**Ans. – **There are two types of AP. 1) Finite AP 2) Infinite AP

**Q 3) **What is the formula of the n^{th} term (general term) of an AP?

**Ans. – **n^{th} term of an AP, a_{n} = a + (n – 1)d

Where, a = first term, d = common difference, n = number of terms,

a_{n} = n^{th} term or general term

**Q 4)** What is the formula of the sum of the first n terms of an AP?

**Ans. – **Sum of first n terms of an AP, S_{n} = n/2[2a + (n – 1)d]

Where, a = first term, d = common difference, n = number of terms

S_{n} = sum of first n terms

**Q 5) **What is the formula of the sum of the first n terms of finite AP?

**Ans. –** For finite AP, the sum of first n terms ** ** S_{n} = n/2[a + *l* ]

Where, a = first term, *l* = last term n = number of terms

S_{n} = sum of first n terms

**Q 6) **What is the general form of an AP?

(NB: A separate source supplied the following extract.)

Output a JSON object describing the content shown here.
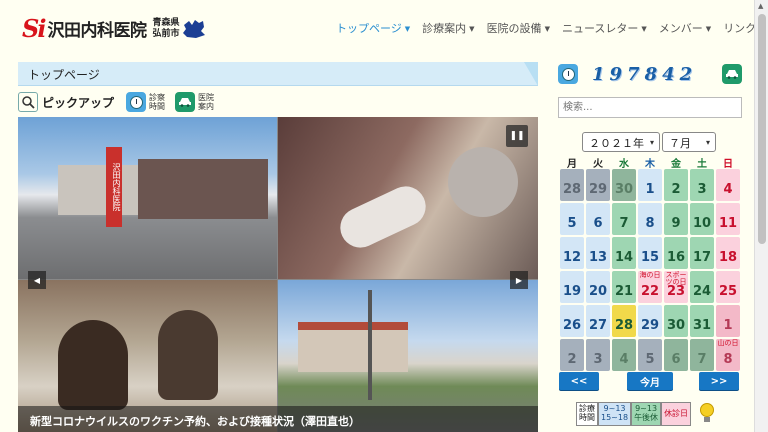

**Ans. – **General form of an AP = a, a + d, a + 2d, a + 3d,……………….a + (n – 1)d